-- Opening Marker --
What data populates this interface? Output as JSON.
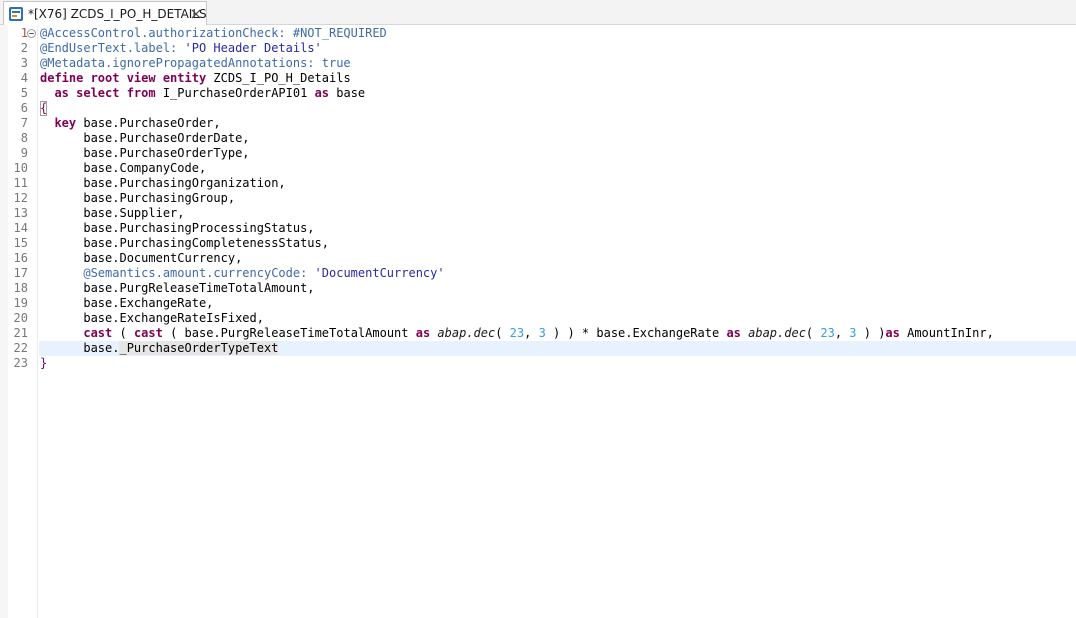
{
  "tab": {
    "title": "*[X76] ZCDS_I_PO_H_DETAILS",
    "icon": "cds-entity-icon",
    "close_icon": "close-icon"
  },
  "editor": {
    "current_line": 22,
    "lines": [
      {
        "n": "1",
        "tokens": [
          {
            "t": "@AccessControl.authorizationCheck: #NOT_REQUIRED",
            "c": "anno"
          }
        ]
      },
      {
        "n": "2",
        "tokens": [
          {
            "t": "@EndUserText.label: ",
            "c": "anno"
          },
          {
            "t": "'PO Header Details'",
            "c": "str"
          }
        ]
      },
      {
        "n": "3",
        "tokens": [
          {
            "t": "@Metadata.ignorePropagatedAnnotations: true",
            "c": "anno"
          }
        ]
      },
      {
        "n": "4",
        "tokens": [
          {
            "t": "define root view entity",
            "c": "kw"
          },
          {
            "t": " ZCDS_I_PO_H_Details",
            "c": ""
          }
        ]
      },
      {
        "n": "5",
        "tokens": [
          {
            "t": "  ",
            "c": ""
          },
          {
            "t": "as select from",
            "c": "kw"
          },
          {
            "t": " I_PurchaseOrderAPI01 ",
            "c": ""
          },
          {
            "t": "as",
            "c": "kw"
          },
          {
            "t": " base",
            "c": ""
          }
        ]
      },
      {
        "n": "6",
        "tokens": [
          {
            "t": "{",
            "c": "brace"
          }
        ]
      },
      {
        "n": "7",
        "tokens": [
          {
            "t": "  ",
            "c": ""
          },
          {
            "t": "key",
            "c": "kw"
          },
          {
            "t": " base.PurchaseOrder,",
            "c": ""
          }
        ]
      },
      {
        "n": "8",
        "tokens": [
          {
            "t": "      base.PurchaseOrderDate,",
            "c": ""
          }
        ]
      },
      {
        "n": "9",
        "tokens": [
          {
            "t": "      base.PurchaseOrderType,",
            "c": ""
          }
        ]
      },
      {
        "n": "10",
        "tokens": [
          {
            "t": "      base.CompanyCode,",
            "c": ""
          }
        ]
      },
      {
        "n": "11",
        "tokens": [
          {
            "t": "      base.PurchasingOrganization,",
            "c": ""
          }
        ]
      },
      {
        "n": "12",
        "tokens": [
          {
            "t": "      base.PurchasingGroup,",
            "c": ""
          }
        ]
      },
      {
        "n": "13",
        "tokens": [
          {
            "t": "      base.Supplier,",
            "c": ""
          }
        ]
      },
      {
        "n": "14",
        "tokens": [
          {
            "t": "      base.PurchasingProcessingStatus,",
            "c": ""
          }
        ]
      },
      {
        "n": "15",
        "tokens": [
          {
            "t": "      base.PurchasingCompletenessStatus,",
            "c": ""
          }
        ]
      },
      {
        "n": "16",
        "tokens": [
          {
            "t": "      base.DocumentCurrency,",
            "c": ""
          }
        ]
      },
      {
        "n": "17",
        "tokens": [
          {
            "t": "      ",
            "c": ""
          },
          {
            "t": "@Semantics.amount.currencyCode: ",
            "c": "anno"
          },
          {
            "t": "'DocumentCurrency'",
            "c": "str"
          }
        ]
      },
      {
        "n": "18",
        "tokens": [
          {
            "t": "      base.PurgReleaseTimeTotalAmount,",
            "c": ""
          }
        ]
      },
      {
        "n": "19",
        "tokens": [
          {
            "t": "      base.ExchangeRate,",
            "c": ""
          }
        ]
      },
      {
        "n": "20",
        "tokens": [
          {
            "t": "      base.ExchangeRateIsFixed,",
            "c": ""
          }
        ]
      },
      {
        "n": "21",
        "tokens": [
          {
            "t": "      ",
            "c": ""
          },
          {
            "t": "cast",
            "c": "kw"
          },
          {
            "t": " ( ",
            "c": ""
          },
          {
            "t": "cast",
            "c": "kw"
          },
          {
            "t": " ( base.PurgReleaseTimeTotalAmount ",
            "c": ""
          },
          {
            "t": "as",
            "c": "kw"
          },
          {
            "t": " ",
            "c": ""
          },
          {
            "t": "abap.dec",
            "c": "type"
          },
          {
            "t": "( ",
            "c": ""
          },
          {
            "t": "23",
            "c": "num"
          },
          {
            "t": ", ",
            "c": ""
          },
          {
            "t": "3",
            "c": "num"
          },
          {
            "t": " ) ) * base.ExchangeRate ",
            "c": ""
          },
          {
            "t": "as",
            "c": "kw"
          },
          {
            "t": " ",
            "c": ""
          },
          {
            "t": "abap.dec",
            "c": "type"
          },
          {
            "t": "( ",
            "c": ""
          },
          {
            "t": "23",
            "c": "num"
          },
          {
            "t": ", ",
            "c": ""
          },
          {
            "t": "3",
            "c": "num"
          },
          {
            "t": " ) )",
            "c": ""
          },
          {
            "t": "as",
            "c": "kw"
          },
          {
            "t": " AmountInInr,",
            "c": ""
          }
        ]
      },
      {
        "n": "22",
        "tokens": [
          {
            "t": "      base.",
            "c": ""
          },
          {
            "t": "_PurchaseOrderTypeText",
            "c": "sel"
          }
        ]
      },
      {
        "n": "23",
        "tokens": [
          {
            "t": "}",
            "c": "brace"
          }
        ]
      }
    ]
  }
}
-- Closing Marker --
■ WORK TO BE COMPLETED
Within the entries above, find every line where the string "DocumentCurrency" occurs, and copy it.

■ EXPECTED OUTPUT
            "t": "      base.DocumentCurrency,",
            "t": "'DocumentCurrency'",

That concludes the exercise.